Writing begins with a feeling, an urge that you have something within you that wants saying.
You might just start speaking out loud, if there were anyone near to listen, or you could even talk to yourself—a soliloquy.
But let’s say you’re alone when this loquacious urge befalls you, and you want to find out more exactly what’s on your mind that seems urgent to emerge in coherent language, in sequences of sentences, maybe even paragraphs. After all, as the legendary “Little Old Lady” once said, “How do I know what I think till I see what I say?”
So you find a comfortable place to sit, you take up a pad and pen, and you start writing. Or maybe, more modernly, you sit down with your laptop and open a new Word document and begin typing. Myself, I still prefer the quieter, gentler, cozier way of sitting with a pad and pen, handwriting and crossing things out (that may be reinstated later). The pleasurable physicality of shaping letters and words manually gives a craftsmanlike and sensuous pleasure to the process, which is quiet, non-electric, and contemplative, as I chew on the cap of my pen.
The great appeal and reward of this procedure is that, once started, words begin to flow prompting new thoughts and more words, sentences and paragraphs. Whatever that initial urge was seems like a package delivered to your doorstep that you’re now unwrapping and bringing its hidden contents to light.
“Something” inchoate in you wanted to get out and get visible and audible and well formed—so that first you would know more clearly and fully what it was, and then others could apprehend it too.
But unless you had initially seized the occasion and provided the means for your vague notion’s elaborated formulation into articulated and expatiated language, you’d have only the acorn but not the oak. But your notion’s now in motion, and it’s shaping up like a lump of clay on a potter’s wheel becoming, you hope, a well-wrought urn.

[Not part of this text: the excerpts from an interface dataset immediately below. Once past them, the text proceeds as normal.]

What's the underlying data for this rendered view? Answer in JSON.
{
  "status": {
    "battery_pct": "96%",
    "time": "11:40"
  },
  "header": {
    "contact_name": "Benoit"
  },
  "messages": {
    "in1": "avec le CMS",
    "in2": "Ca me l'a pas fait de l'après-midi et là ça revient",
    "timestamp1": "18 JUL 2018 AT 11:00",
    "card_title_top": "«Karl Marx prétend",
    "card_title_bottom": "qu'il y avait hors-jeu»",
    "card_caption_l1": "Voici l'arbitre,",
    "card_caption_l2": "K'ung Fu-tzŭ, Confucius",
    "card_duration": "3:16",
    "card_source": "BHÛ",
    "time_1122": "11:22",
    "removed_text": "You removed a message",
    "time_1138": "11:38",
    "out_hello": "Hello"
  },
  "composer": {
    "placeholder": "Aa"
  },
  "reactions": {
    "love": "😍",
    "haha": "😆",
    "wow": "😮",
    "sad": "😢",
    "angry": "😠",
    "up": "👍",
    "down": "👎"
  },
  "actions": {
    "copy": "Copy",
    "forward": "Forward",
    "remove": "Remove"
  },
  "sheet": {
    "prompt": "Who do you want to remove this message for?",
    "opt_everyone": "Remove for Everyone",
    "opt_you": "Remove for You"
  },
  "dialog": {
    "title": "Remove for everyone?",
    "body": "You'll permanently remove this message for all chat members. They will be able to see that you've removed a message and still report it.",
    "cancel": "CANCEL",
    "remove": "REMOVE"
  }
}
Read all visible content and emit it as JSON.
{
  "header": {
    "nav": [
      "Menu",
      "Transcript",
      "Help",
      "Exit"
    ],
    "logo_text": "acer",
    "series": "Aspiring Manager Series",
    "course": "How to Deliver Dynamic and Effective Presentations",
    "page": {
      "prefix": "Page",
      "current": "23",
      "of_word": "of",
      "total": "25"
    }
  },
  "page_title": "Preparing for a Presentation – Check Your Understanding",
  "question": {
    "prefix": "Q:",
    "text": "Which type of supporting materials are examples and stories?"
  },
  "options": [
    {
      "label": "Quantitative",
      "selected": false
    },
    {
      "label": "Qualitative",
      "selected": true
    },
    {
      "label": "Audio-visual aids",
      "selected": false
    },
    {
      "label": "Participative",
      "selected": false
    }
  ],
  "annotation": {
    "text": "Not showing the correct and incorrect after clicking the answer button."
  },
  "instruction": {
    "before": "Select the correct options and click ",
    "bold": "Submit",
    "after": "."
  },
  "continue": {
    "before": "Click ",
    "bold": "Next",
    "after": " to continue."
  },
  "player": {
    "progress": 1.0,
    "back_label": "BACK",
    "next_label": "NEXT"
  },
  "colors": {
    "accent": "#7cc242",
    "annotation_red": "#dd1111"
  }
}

What a surprise! Who would have thought what was lurking within, looking to be birthed.